‘Twerking’ trio on top of police car in viral video puts Chicago Police Department in hot spot
There have been over a million views of a viral video that surfaced several days ago showing three women “twerking” on top of a Chicago Police SUV as it raced down the street , dragged by cell phone paparazzi.
There is a lot of interest in seeing half-dressed women spinning around. I understand.
But recently in this town, a 14-year-old girl was chased and shot while walking her dog, and a 7-year-old girl was shot dead while sitting in a car with her father on a ward in McDonald’s steering wheel. .
We should all be in mourning.
Instead, the young women on top of that police SUV were putting on a show for the very people who laughed at them in terms unfit for publication in a family newspaper.
And they are not alone.
It seems to be a trend.
In Rochester, New York, two women persuaded a uniformed policeman to let them twerk on his parked police car.
Although the person who posted the video of the interaction called it “positive,” it drew a reprimand from the police chief.
The twerk atop police vehicles has occurred in Jackson, Mississippi, St. Louis, Seattle, and Miami Beach, and is widely viewed as an offensive act against police.
What makes the Chicago incident so interesting is that the police SUV was driving slowly down the street as if the one driving was in a parade.
A spokesperson for the Chicago Police Department said the incident was under investigation.
Frankly, if allowing young women to get on a police car and turn is part of the new community policing strategy, the police need to get back to the drawing board.
Because if one of the women had fallen from the SUV and been run over, not only would the city face a huge lawsuit, but there is a real possibility that the revelers would have turned violent.
It’s also puzzling that residents of some neighborhoods, like Park Manor on the south side, have recently been besieged by noise, loud music and inappropriate behavior.

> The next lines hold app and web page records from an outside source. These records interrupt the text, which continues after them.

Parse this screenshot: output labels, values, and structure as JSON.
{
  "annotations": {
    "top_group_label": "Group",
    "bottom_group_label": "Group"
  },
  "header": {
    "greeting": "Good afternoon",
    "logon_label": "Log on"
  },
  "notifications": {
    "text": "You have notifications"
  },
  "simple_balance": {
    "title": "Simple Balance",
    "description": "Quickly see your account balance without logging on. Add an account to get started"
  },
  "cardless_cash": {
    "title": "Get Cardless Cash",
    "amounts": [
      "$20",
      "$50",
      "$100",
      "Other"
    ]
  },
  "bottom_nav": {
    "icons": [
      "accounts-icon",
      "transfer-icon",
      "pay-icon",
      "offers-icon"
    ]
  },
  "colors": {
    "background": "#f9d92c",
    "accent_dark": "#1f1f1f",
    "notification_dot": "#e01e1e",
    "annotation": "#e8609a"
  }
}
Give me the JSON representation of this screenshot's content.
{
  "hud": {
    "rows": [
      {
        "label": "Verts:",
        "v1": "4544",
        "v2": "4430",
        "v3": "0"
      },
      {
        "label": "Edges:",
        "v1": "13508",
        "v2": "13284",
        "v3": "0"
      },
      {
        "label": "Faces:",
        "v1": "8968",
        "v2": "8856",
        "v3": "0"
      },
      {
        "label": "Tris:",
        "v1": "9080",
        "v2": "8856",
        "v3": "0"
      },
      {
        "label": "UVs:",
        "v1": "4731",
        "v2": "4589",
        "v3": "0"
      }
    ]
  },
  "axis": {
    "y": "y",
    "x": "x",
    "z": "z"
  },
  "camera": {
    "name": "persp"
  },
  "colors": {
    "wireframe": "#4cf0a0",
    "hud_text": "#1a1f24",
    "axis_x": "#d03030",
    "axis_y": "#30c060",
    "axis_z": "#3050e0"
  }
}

âThere appears to have been a coordinated effort to disrupt the 7,400 blocks of Calumet and Prairie. There were hundreds of cars, trucks and motor vehicles marching through our streets until 4 a.m., playing loud music, using profanity, and displaying all kinds of anti-social behavior such as urinating in the rooms. bushes near the Salem church at 74th and Calumet, âsaid Niena Feme, a 6e Neighborhood resident, in an email.
âAs president of the 7400 Calumet and Prairie Block Club, I hope we can draw attention to this situation which affects the quality of life of our residents. We are stakeholders; we pay mortgages, taxes and are supposed to maintain our properties. Yet we cannot enjoy a level of peace that a community would want, âshe said.
These community stakeholders are holding a meeting at 6 p.m. on June 17 at the Lutheran Church in Salem to voice their concerns.
Ald. Roderick Sawyer (6e) told CBS-2 that he intended to step up patrols, security checks, and tow illegally parked cars.
Considering the fierce battles between protesters and police that erupted after George Floyd was assassinated by a white policeman in Minneapolis last year, getting angry with women using a police SUV as a stripper stick may seem insignificant to some of you.
But it’s not.
Frankly, Chicagoans, especially those who live on the South and West side, live with more lawless behavior than I have ever seen.
More and more motorists are using red lights, resulting in more car accidents. Carjacking is becoming the norm. Highway shootings make us feel like targets.
Obviously, after being locked in their homes for over a year, the young people are ready to go wild.
And it’s a shame that there are too few safe spaces for them to do their thing because of the ongoing violence.
Yet the police are paid to keep the peace, not to facilitate chaos.